Michael Madrid's picture
Michael Madrid
Submitted by Michael Madrid on

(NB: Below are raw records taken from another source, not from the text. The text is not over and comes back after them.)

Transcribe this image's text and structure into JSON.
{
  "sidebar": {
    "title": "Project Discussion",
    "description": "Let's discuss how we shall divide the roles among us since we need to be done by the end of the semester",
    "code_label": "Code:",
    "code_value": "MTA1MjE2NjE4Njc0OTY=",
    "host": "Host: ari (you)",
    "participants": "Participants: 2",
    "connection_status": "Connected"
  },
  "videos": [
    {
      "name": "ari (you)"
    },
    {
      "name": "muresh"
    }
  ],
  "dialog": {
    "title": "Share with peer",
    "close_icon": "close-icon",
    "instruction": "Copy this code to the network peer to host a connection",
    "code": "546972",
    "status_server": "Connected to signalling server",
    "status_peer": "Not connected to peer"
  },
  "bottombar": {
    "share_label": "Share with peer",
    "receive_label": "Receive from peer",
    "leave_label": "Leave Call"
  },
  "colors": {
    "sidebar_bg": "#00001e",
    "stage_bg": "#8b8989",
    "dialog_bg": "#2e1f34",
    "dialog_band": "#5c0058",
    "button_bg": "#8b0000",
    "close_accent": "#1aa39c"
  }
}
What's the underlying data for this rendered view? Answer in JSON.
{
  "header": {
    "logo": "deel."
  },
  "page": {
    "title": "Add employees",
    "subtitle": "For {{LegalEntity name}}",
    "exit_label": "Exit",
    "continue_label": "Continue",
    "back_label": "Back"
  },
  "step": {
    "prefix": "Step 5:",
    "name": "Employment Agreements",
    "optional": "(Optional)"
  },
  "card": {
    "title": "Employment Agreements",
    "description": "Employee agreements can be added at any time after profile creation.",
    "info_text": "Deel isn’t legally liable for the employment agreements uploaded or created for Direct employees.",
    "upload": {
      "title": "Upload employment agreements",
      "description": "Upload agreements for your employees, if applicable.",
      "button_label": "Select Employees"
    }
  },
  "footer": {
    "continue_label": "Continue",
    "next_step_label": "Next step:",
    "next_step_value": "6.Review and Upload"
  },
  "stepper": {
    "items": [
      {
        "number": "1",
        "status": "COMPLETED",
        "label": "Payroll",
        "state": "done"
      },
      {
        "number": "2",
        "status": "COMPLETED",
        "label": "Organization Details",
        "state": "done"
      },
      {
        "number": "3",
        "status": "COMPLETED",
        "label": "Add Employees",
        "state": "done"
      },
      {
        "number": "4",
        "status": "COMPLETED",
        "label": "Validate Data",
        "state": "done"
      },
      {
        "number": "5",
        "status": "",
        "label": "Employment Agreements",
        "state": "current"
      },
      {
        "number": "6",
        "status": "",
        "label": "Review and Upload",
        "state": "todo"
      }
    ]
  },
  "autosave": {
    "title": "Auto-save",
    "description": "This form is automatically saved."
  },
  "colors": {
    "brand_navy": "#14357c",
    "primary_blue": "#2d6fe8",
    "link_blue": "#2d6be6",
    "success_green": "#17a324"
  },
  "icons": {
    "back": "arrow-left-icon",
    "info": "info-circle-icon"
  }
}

(from the article): There has been scant recognition by the U.S. federal government and church denominations that initiated and carried out this policy, and no acceptance of responsibility for the indisputable fact that its purpose was cultural genocide. ___________________________________________________________ Natives are well-acquainted with the meme, "Kill the Indian to save the man." The simple fact is that neither the U.S. Government nor the "Christian" churches involved will EVER admit to any wrongdoing. The truth hurts (Natives know this already) and the truth is these organizations don't think they owe anyone an apology because (in their mind) they were doing God's work. __________________________________________________________ This is just another reason I don't worship the God of the Europeans. If they had done as much good in His name as they have bad EVERYONE would be a Christian. _______________________________________________________-- To Two Bears Growling: Hey! It's good to see you still posting. I lost your email. Write me a let me know how you're doing.